"Elizabeth David was definitely, without a doubt, an inspiration.
"Not that I followed the recipes, I absorbed her," Beer says.
"I have an office with a library and that's where all my books are.
"I have hundreds of cookbooks and read them and get many influences.
"But I use Stephanie Alexander's The Cook's Companion as a ready-reckoner," she says.
"Even today I'll check on Stephanie's as a reference when I need it - how many eggs should I put in this or whatever.
"It's dirty. But the cover looks good," she laughs. "It's got its share of blotches.
"I wouldn't want to be without it, I've got one at the beach and one at home."
Founder of the Rockpool empire, food author and retailer, Neil Perry's greatest cookbook influence has been The Great Chefs of France (The Masters of Haute Cuisine and Their Secrets).
"That's been most instrumental for my career. I've probably gone back and read it 20 times. I've cooked a couple of recipes from it, but it's more inspirational and it's helped shaped my life.
"I got it in the very early 80s," Perry says.
"It's about a day in the life of the 12 three-star chefs in 1978 that lived in the provinces outside Paris.
"It was super-inspirational. Made me realise how hard I had to work, and made me realise restaurants could be very generational, so it could be a long and rewarding career not just for yourself, but for your family.
"My daughter recently decided she wanted to follow me in the industry, not as a chef, she's front of house. So the first thing I did was go searching in American [Book Store] and got her a secondhand copy," he says.
"The other, Michel Guerard's Cuisine Gourmande - it's still an amazing book and I still go back to it from time to time, I probably bought it in about 1979."
The patriarch of Sydney's Italian restaurants and owner and chef of Beppi's restaurant in Darlinghurst, which opened in 1956, Beppi Polese remembers clearly the day he bought Il Veneto in Cucina by Ranieri da Mosto in 1962.

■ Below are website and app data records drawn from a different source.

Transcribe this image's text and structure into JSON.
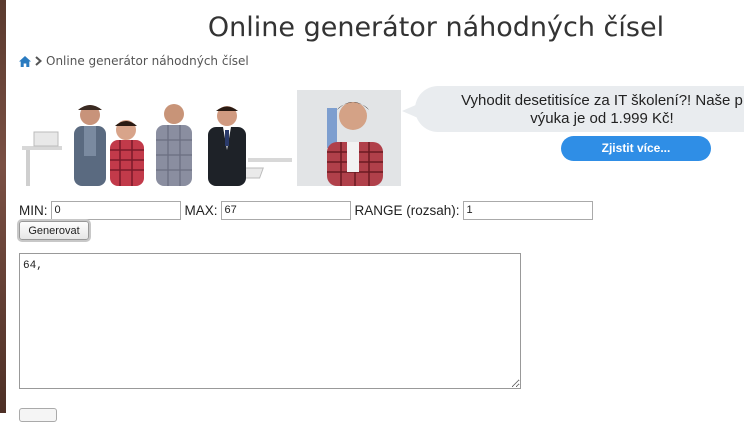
{
  "page": {
    "title": "Online generátor náhodných čísel"
  },
  "breadcrumb": {
    "home_icon": "home-icon",
    "current": "Online generátor náhodných čísel"
  },
  "banner": {
    "speech_line1": "Vyhodit desetitisíce za IT školení?! Naše p",
    "speech_line2": "výuka je od 1.999 Kč!",
    "cta_label": "Zjistit více..."
  },
  "form": {
    "min_label": "MIN:",
    "min_value": "0",
    "max_label": "MAX:",
    "max_value": "67",
    "range_label": "RANGE (rozsah):",
    "range_value": "1",
    "generate_label": "Generovat"
  },
  "output": {
    "value": "64,"
  },
  "colors": {
    "accent": "#2f8ee6",
    "link": "#2a7bc0",
    "bubble": "#e9ecef"
  }
}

"I got it in Italy - it's in Italian. I bought it in 1962 and paid 2800 lira for it - that's pre-euro. It's out of print now," he says.
"I have several cookery books from different regions. I get ideas out of them. I read recipes sometimes and get an idea and convert this recipe into my own version.
"But this one is from my region, near Veneto [Venice]. The Mosto family are noblemen from Venice.
"The books recipes go back to ancient times. This is the ancient way of cooking with the ancient spices. From there I can cook any kind of dish. You have to learn the basics.
"I check it all the time. I love reading it - when I go home and sit down, I find something that interests me, and it gives me an idea that I can use.
"I've got it in my kitchen and I draw on it when I change the menu four times a year."
Cook, restaurateur and food writer, Stephanie Alexander's favourite cookbook is Elizabeth David's French Provincial Cooking - just like Beer's.
Alexander first discovered her books in the 1950s because her mother loved them, and David was the authority referred to in Alexander's childhood kitchen. She still refers to the book regularly.
"I have always responded to the evocative prose and the personal experiences that are so important in this book.
"This was published in the 50s - long before the modern flood of cookbooks - that tell stories.
"Before I set foot in France or Italy I already knew what I would find there, and when I did finally travel to those countries, Elizabeth David's anecdotes and recipes were spot-on.
"There is a lifetime of inspiration in her books," Alexander says.
"And she gets to the essence of a recipe, whilst always acknowledging that there are many variations.
"She also is not fooled by frippery or fancy garnishes. Love it."
By Virginia Ginnane